Below are records; count how many of their lines contain the word "人群口腔健康素养水平和健康行为形成率大幅提升" and give the number alone.
━━━━━━
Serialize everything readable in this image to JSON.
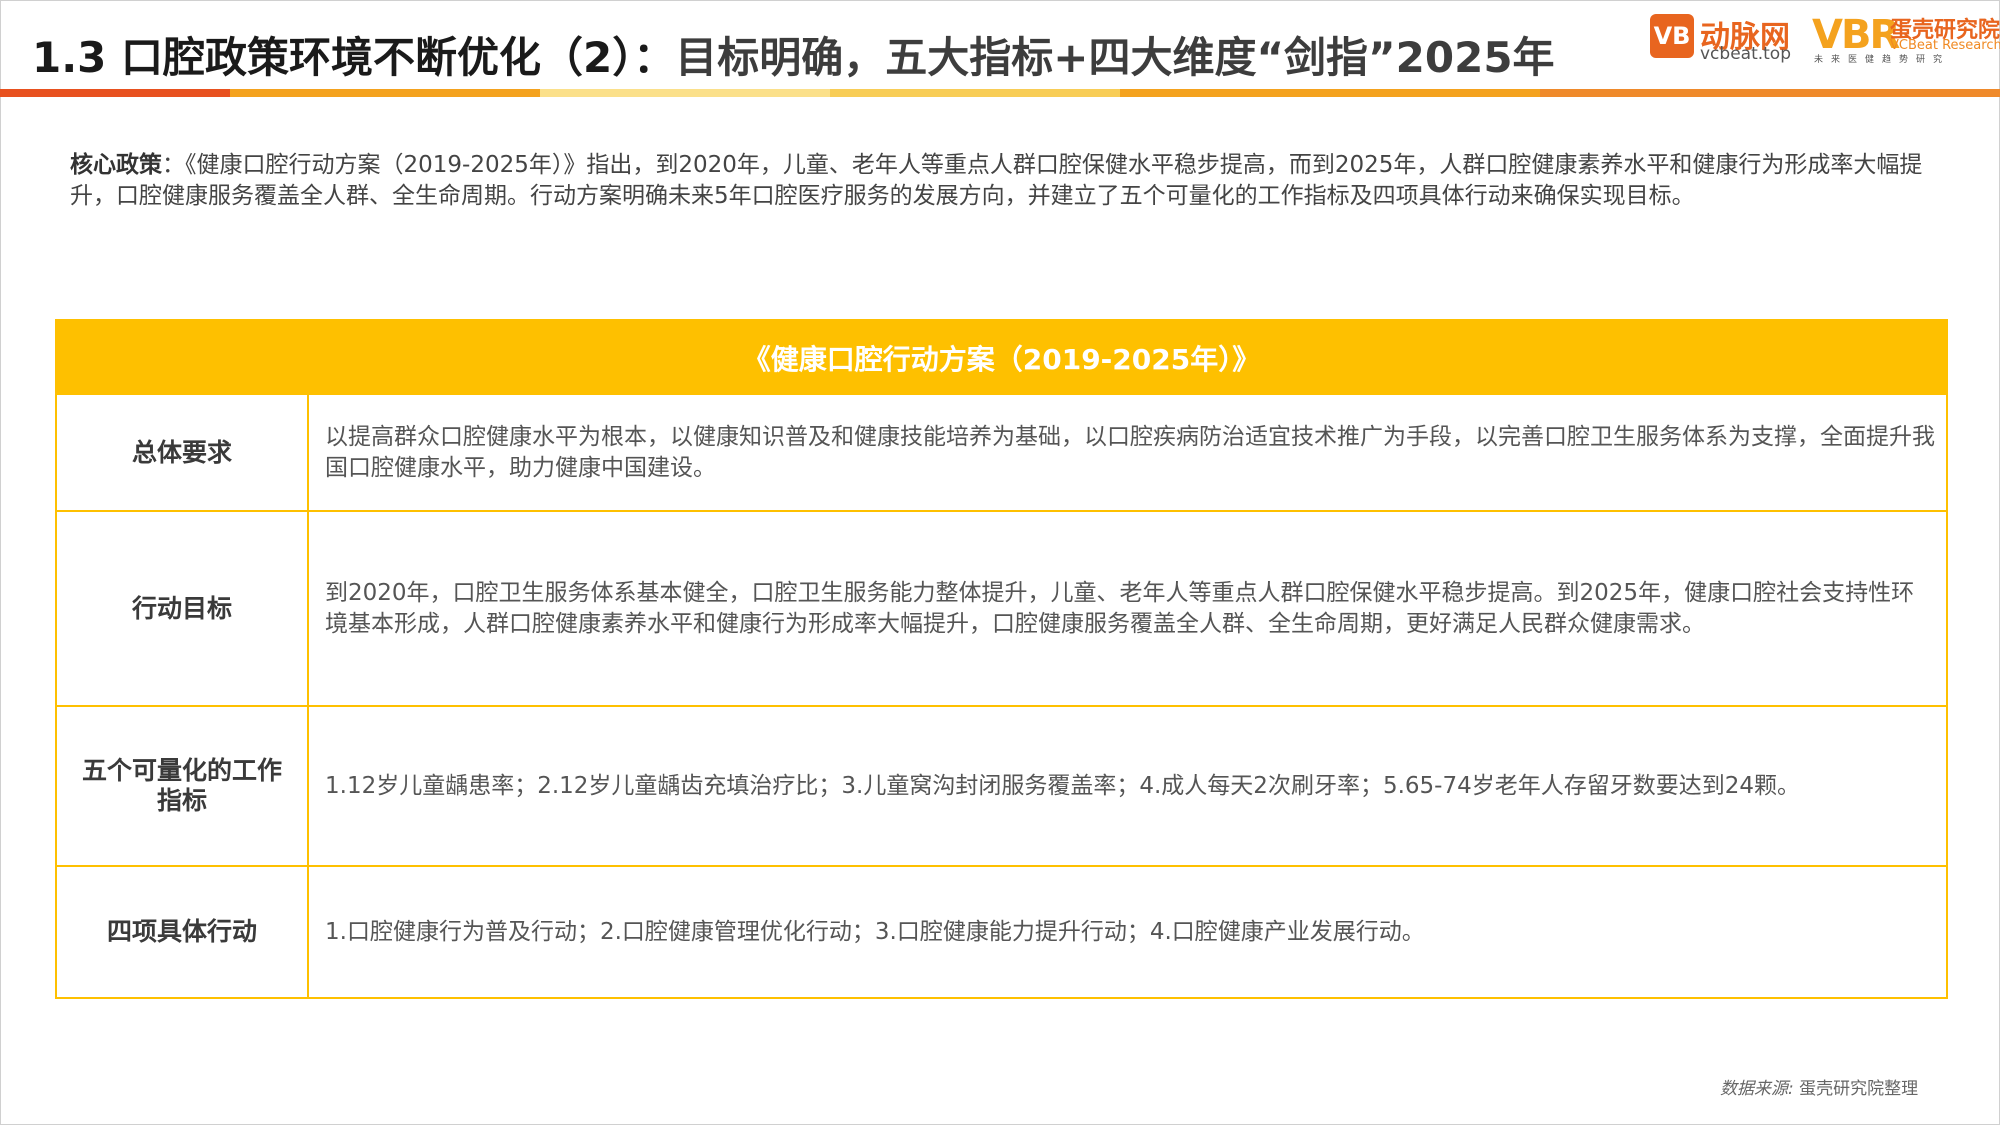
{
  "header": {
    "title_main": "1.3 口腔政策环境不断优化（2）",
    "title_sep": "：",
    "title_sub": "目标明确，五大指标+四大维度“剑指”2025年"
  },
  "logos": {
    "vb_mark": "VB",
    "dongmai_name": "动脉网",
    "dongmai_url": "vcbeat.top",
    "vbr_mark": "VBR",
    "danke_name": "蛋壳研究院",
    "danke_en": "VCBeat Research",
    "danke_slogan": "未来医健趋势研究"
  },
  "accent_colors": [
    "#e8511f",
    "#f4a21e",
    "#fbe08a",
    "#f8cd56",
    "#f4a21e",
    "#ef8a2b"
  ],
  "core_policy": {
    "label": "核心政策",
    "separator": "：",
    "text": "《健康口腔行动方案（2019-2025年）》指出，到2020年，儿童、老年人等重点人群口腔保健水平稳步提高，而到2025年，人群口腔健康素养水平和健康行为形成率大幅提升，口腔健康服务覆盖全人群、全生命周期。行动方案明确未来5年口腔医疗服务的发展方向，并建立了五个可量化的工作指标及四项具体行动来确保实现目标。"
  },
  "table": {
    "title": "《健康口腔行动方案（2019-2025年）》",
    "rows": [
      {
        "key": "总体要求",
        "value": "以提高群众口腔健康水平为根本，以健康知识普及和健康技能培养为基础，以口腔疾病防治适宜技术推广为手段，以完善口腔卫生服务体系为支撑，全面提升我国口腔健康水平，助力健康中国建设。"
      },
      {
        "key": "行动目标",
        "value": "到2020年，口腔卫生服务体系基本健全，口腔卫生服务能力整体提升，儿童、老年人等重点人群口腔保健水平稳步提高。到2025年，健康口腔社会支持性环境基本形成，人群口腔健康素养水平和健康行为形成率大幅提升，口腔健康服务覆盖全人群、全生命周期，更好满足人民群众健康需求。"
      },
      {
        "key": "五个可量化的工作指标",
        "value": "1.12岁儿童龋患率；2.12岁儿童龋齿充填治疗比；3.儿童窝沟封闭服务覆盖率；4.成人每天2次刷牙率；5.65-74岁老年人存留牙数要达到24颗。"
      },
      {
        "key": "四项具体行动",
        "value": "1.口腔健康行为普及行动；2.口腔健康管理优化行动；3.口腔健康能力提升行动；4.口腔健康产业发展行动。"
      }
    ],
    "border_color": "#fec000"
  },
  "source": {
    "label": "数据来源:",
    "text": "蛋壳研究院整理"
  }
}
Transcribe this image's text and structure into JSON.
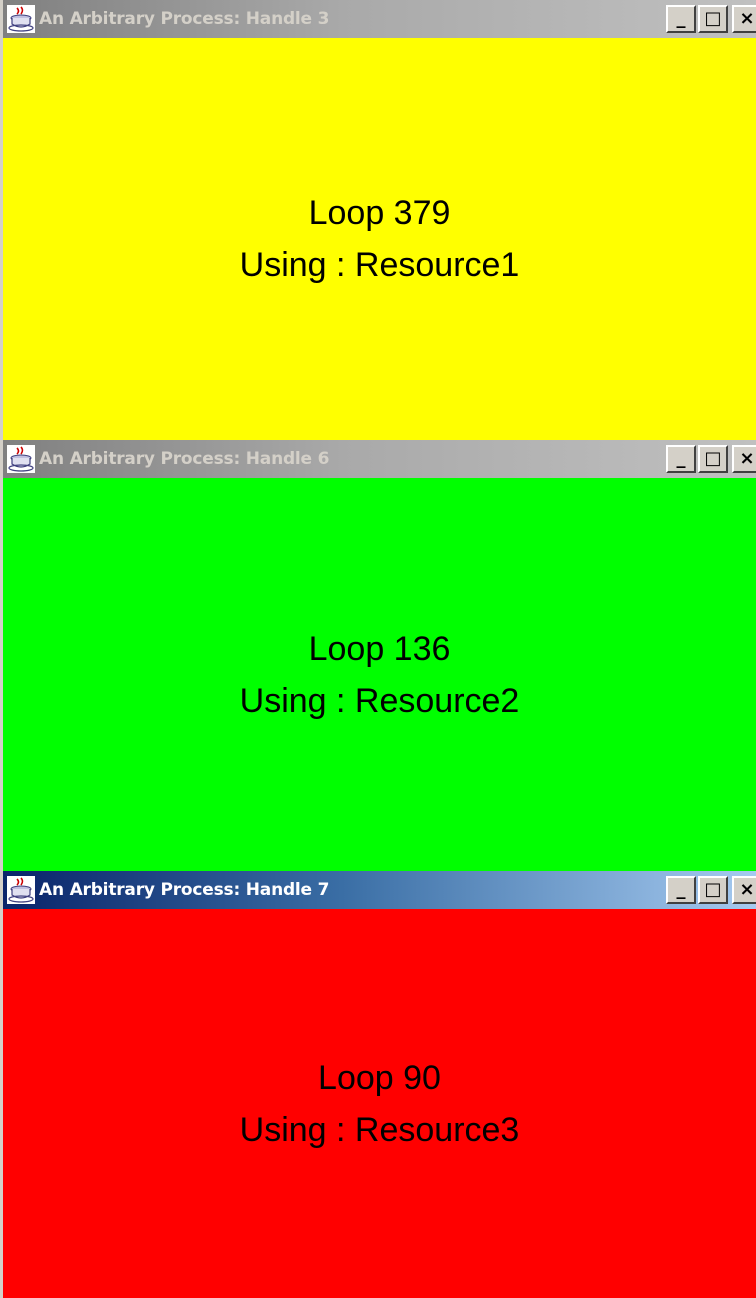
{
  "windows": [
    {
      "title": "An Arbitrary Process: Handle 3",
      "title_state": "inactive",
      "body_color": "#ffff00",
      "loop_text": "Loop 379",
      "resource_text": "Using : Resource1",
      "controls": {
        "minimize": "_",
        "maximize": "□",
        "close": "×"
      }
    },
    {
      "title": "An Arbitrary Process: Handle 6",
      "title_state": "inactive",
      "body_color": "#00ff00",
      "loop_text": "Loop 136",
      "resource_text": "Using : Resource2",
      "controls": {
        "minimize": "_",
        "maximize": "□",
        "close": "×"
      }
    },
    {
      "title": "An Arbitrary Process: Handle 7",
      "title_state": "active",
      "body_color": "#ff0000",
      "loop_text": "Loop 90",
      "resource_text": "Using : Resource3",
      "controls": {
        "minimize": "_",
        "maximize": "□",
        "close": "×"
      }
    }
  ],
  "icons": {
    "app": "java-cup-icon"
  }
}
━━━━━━
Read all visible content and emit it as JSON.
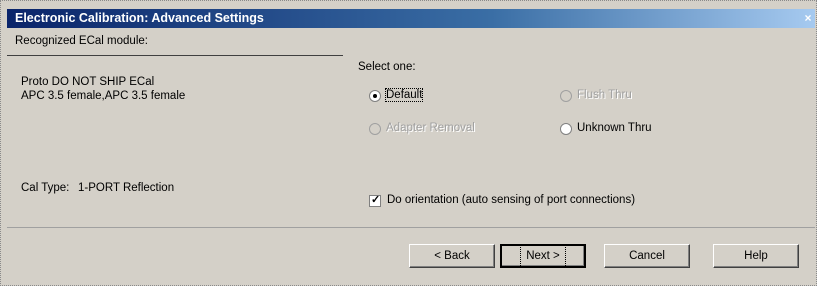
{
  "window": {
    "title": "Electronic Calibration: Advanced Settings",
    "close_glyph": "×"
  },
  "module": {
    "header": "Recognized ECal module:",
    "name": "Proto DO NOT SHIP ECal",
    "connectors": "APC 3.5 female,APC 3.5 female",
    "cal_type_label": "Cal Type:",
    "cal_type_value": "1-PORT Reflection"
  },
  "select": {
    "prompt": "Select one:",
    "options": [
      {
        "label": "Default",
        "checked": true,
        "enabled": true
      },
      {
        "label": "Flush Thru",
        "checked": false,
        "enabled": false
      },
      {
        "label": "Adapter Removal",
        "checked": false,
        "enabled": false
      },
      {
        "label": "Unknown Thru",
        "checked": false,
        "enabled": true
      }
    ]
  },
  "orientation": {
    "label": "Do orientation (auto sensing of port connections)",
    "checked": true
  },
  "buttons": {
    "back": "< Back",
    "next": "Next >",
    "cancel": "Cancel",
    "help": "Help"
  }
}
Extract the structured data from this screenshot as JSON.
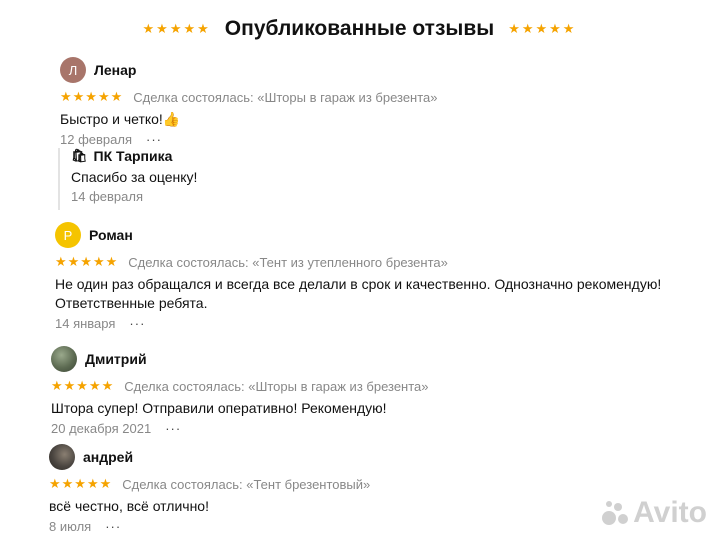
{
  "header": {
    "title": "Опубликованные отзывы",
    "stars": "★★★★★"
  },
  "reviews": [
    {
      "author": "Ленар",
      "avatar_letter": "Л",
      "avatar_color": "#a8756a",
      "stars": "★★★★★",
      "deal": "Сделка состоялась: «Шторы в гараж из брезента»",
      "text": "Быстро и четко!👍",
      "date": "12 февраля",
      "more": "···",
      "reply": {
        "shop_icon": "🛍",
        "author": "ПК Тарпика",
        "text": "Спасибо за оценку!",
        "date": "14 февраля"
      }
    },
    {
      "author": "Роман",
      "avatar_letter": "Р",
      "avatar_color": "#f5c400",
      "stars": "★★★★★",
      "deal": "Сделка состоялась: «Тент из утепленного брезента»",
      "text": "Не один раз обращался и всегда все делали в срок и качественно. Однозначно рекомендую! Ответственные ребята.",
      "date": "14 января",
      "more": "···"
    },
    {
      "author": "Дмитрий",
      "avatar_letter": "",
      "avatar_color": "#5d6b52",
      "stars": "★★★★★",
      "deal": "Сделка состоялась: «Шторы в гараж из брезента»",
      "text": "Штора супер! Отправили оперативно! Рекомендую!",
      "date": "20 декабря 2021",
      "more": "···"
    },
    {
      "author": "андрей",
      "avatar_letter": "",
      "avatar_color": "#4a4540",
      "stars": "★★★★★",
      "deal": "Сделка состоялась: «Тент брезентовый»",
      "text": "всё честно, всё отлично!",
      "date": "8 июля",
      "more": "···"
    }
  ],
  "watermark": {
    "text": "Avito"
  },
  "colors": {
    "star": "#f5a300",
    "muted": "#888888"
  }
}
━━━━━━
• EXERCISE RESPONSE: 2